We have all heard the story of when, during a visit to the United States, a journalist asked Mahatma Gandhi what he thought of Western civilisation, and Gandhi is said to have replied that he thought it “would be a very good idea.” Former Greek finance minister and outspoken opponent of the savage austerity programs forced on Greece, Yanis Varoufakis recalled Gandhi’s words in the talk he gave at the University of Sydney on November 26. Varoufakis’ message was clear: Like Western civilisation, European democracy would indeed be a very good idea.
An event of profound importance took place in Brussels on July 12. The significance of the European summit negotiations extends well beyond the immediate — and devastating — consequences for the people of Greece. The fallout will not just affect the stability of the Greek government and the political future of SYRIZA and Prime Minister Alexis Tsipras.
Europe, as we know it, may well be over. The promise of a peaceful integration of equals with a capitalist framework lies tattered on the floor of a negotiation room in Brussels. There, the SYRIZA-led Greek government finally succumbed to the blackmail, economic carpet-bombing and “mental water-boarding” of the European powers.
Public sector workers strike against the deal, July 15. In the early hours of July 16, Greek parliament voted to accept the punitive July 12 funding deal put forward by eurozone lenders. The deal included many harsh austerity measures, including large-scale privatisation, that the SYRIZA-led government of Prime Minister Alexis Tsipras had come to office pledging to oppose.
Thousands protest in Athens against austerity and in support of the SYRIZA government, June 17. Thousands of Greek people took to the streets of Athens on June 17 to reject austerity measures and support the SYRIZA-led government, TeleSUR English said that day.

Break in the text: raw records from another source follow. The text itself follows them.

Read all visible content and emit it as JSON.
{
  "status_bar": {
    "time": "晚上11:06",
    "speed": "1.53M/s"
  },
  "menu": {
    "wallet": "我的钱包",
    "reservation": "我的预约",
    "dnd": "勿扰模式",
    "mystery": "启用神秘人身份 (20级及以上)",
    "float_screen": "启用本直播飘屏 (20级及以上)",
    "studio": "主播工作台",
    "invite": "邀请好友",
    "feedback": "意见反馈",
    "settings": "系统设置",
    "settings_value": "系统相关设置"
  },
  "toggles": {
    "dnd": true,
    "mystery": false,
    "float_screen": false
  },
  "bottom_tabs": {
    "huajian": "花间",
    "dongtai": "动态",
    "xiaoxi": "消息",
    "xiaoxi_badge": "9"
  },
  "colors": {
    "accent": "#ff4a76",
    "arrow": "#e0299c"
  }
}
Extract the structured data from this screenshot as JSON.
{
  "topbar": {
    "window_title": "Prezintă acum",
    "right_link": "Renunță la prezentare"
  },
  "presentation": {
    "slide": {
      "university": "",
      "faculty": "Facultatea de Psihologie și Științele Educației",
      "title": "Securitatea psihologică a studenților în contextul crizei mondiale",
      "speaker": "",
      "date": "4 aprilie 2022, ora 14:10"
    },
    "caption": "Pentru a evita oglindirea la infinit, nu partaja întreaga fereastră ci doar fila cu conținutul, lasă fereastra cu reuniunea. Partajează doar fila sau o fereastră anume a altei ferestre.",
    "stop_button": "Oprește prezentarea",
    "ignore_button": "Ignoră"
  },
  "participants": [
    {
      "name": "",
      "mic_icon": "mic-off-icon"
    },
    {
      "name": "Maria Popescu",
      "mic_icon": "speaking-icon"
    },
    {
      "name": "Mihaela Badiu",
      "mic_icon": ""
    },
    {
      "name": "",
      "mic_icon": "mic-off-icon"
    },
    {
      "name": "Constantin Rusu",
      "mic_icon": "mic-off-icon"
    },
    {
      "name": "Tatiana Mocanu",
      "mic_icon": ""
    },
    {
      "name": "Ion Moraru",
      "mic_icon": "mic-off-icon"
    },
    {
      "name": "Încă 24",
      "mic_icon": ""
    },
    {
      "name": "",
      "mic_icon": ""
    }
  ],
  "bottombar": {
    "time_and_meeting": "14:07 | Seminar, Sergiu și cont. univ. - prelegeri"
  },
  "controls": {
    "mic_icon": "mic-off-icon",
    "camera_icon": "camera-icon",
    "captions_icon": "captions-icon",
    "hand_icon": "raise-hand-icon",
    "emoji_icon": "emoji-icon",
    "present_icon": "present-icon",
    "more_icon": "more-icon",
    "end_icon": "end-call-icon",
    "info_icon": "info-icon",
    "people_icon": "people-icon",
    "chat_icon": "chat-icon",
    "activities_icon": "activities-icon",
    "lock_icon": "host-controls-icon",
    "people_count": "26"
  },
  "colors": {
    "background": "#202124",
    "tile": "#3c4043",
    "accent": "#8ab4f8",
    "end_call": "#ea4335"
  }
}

For the first time since the eurozone crisis began in 2009, the Greek economy has reported a yearly growth of 0.6%. Unemployment is also down ― to a still-staggering 25.8%. However, you wouldn’t see any economic change on the streets; rather, the only changes visible in Greece are political. The Coalition of the Radical Left (Syriza), has been consistently polling anywhere between five and 10 points higher than the coalition government led by conservative party New Democracy.